## Exercise prompt
Pick out each line below containing "heading".

## Data records

----------

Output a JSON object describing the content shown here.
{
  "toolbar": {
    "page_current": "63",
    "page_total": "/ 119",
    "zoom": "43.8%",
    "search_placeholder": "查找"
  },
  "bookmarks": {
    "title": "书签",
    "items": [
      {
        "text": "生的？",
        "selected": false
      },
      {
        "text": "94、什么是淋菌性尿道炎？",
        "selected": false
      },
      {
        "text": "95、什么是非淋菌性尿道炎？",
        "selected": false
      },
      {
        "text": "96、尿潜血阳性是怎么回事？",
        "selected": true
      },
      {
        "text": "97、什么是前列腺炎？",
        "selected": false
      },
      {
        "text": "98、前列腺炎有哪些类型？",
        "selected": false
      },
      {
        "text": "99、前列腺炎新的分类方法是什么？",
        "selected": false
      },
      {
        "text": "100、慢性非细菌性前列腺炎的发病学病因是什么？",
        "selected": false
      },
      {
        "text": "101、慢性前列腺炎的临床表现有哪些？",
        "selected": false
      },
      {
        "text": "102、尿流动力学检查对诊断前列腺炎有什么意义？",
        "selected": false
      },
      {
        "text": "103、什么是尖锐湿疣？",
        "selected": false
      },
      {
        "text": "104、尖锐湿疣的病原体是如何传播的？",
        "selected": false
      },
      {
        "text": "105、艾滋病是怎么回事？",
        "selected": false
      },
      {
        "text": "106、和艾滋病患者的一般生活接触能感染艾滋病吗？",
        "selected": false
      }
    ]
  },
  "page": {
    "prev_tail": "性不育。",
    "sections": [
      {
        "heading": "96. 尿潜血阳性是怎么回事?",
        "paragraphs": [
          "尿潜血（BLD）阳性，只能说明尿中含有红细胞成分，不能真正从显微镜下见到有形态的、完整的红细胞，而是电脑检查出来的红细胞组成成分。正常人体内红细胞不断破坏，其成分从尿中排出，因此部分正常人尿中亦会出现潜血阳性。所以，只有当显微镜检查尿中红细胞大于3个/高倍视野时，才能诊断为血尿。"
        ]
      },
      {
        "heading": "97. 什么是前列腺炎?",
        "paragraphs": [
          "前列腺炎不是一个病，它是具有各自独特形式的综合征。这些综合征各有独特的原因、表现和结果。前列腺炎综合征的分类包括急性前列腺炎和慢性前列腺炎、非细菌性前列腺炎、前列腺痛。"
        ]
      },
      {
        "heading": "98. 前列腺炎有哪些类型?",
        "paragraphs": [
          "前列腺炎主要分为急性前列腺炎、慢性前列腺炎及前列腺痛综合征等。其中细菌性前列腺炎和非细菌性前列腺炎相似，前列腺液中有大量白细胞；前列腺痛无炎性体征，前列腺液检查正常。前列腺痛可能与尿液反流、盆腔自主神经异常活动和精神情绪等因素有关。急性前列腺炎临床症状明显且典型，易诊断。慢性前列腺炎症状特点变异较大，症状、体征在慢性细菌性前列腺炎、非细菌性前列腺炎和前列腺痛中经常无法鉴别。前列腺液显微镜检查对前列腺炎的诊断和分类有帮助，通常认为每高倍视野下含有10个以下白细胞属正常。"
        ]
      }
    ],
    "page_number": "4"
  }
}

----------

## Response below
        "heading": "96. 尿潜血阳性是怎么回事?",
        "heading": "97. 什么是前列腺炎?",
        "heading": "98. 前列腺炎有哪些类型?",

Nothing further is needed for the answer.